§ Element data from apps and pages
*** Begin section ***
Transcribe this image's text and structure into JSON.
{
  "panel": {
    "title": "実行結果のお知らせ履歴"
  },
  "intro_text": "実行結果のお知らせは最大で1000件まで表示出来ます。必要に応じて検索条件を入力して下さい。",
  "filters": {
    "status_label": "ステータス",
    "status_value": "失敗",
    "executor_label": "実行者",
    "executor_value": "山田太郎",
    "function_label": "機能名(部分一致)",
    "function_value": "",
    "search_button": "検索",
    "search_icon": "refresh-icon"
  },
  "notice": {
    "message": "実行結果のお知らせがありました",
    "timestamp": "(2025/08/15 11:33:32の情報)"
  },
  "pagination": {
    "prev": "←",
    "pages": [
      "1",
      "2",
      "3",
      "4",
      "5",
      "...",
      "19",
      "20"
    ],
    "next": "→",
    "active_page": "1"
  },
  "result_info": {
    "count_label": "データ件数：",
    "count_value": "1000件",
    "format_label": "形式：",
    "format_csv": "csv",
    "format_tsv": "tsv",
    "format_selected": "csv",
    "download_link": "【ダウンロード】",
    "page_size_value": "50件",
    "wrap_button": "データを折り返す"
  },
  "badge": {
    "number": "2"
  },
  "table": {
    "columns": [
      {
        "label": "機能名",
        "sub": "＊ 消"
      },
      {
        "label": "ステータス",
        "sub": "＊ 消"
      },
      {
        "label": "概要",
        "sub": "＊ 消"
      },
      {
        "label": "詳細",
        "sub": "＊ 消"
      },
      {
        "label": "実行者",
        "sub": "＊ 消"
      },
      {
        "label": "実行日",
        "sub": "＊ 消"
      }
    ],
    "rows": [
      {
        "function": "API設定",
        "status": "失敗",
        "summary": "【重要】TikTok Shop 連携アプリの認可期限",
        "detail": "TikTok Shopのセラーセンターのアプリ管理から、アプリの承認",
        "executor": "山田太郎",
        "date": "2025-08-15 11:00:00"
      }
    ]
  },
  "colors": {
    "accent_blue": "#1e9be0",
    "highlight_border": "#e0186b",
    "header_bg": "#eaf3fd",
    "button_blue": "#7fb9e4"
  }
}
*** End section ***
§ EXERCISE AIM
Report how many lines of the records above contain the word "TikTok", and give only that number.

§ TASK ANSWER
2